Next, we got the Kinpira Gobo, or Braised Burdock Root. For those of you who haven't tried Burdock Root, it reminds me a little bit like Lotus Root but more mild and earthy in flavor. It's served cold so it's an energizing appetizer. It's also really healthy for you given its powerful antioxidant properties. Burdock root has been used for medicinal purposes for centuries. It can help prevent liver disease and strengthen your lymphatic system!

Kibinago Furai Five Fried Silver-Stripe Round Herring at Raku in New York City

For our last appetizer, we got the Kibinago Furai. This was my favorite of the three appetizers. It consists of Five Silver-Stripe Round Herring fishes that have been deep fried from head to tail. Each fish was about 10cm in length and you're encouraged to eat the fish whole. Don't worry about any fish bones because those are so small and soft that you won't really notice they're there. 

The Kibinago Furai are mildly fishy and crunchy in texture. I recommend enjoying it with some squeezed lemon. You won't be disappointed.
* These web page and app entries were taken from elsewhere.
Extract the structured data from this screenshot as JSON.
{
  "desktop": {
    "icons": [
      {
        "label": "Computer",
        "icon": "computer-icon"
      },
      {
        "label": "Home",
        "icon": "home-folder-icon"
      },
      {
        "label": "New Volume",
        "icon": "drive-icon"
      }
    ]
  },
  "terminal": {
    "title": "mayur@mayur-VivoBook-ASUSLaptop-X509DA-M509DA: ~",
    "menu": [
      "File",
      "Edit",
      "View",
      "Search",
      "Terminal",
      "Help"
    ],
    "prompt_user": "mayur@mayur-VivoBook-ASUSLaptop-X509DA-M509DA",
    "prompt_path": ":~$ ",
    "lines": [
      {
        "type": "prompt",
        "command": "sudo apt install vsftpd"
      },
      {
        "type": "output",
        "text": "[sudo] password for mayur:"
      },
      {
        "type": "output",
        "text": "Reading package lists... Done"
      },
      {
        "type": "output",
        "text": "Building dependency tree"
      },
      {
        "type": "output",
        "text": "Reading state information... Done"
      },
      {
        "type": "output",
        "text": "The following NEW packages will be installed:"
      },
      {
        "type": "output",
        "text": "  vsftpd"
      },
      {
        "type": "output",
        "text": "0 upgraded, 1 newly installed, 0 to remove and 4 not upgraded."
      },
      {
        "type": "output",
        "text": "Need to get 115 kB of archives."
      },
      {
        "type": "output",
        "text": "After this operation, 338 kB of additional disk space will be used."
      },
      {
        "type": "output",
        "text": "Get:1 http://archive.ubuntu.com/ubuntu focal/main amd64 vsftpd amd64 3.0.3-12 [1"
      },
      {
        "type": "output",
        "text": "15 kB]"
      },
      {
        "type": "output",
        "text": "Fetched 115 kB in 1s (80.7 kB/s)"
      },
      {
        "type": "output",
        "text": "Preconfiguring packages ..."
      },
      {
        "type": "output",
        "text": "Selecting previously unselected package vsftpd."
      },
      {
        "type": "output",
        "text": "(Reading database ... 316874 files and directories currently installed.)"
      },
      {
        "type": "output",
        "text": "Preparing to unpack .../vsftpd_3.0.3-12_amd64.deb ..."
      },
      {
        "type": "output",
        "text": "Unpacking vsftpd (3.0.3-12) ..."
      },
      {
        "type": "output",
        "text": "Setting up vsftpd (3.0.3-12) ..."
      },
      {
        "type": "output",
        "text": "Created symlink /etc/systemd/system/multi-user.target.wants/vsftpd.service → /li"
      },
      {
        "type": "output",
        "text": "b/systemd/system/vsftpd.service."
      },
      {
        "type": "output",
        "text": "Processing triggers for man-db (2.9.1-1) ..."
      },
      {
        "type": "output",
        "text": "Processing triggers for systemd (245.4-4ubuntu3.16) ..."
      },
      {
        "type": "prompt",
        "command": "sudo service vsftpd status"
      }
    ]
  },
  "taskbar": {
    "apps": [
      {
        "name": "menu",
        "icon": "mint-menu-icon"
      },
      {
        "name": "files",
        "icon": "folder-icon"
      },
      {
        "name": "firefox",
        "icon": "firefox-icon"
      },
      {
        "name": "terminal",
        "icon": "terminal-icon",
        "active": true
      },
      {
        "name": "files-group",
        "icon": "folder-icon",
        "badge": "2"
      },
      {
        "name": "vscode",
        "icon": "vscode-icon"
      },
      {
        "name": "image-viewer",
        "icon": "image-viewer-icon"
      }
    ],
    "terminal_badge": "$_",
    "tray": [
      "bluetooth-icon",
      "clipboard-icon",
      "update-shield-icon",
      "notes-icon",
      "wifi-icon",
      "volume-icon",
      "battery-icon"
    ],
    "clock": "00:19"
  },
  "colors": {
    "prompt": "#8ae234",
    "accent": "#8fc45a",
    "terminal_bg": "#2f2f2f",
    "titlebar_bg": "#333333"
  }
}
Gyunan Udon Washugyu Beef and Tokyo Negi at Raku in New York City

Finally, for the main event, we're going to talk about the udon. Steph got the Gyunan Udon. It comes with Washugyu Beef. Washugyu is a cross-breed of American Angus and Japanese Wagyu. The meat is a bit more tender and seems to have better marbling than regular Angus meat. However, once you've had the real Kobe beef, this doesn't even compare. But, I think it's good quality meat for Sukiyaki or Udon. 

The udon also comes with Tokyo Negi, which is a type of onion. It looks like a giant scallion and has a pungent onion-like taste. 

Niku Udon Beef Short Ribs and Honeycomb Tripe at Raku in New York City

For myself, I got the Niku Udon, which comes with Beef Short Ribs and Honeycomb Tripe. Its aroma draws attention as soon as it enters the room. This hot, steaming bowl of udon is not unfamiliar to double takes and eye batting behavior from the other patrons. The short ribs are perfectly tender with unforeseen fattiness. The honeycomb tripe is soft, firm, and adept at soaking up the juices of the broth. 

However, Raku's key to success is the quality of their noodles. Slightly flatter than other udons I've had, these noodles are conducive to soaking up the flavor of the broth. They're silky and smooth in texture but still firm enough to bestow an al dente bounce in each bite. 

Jon at Raku in New York City
Steph at Raku in New York City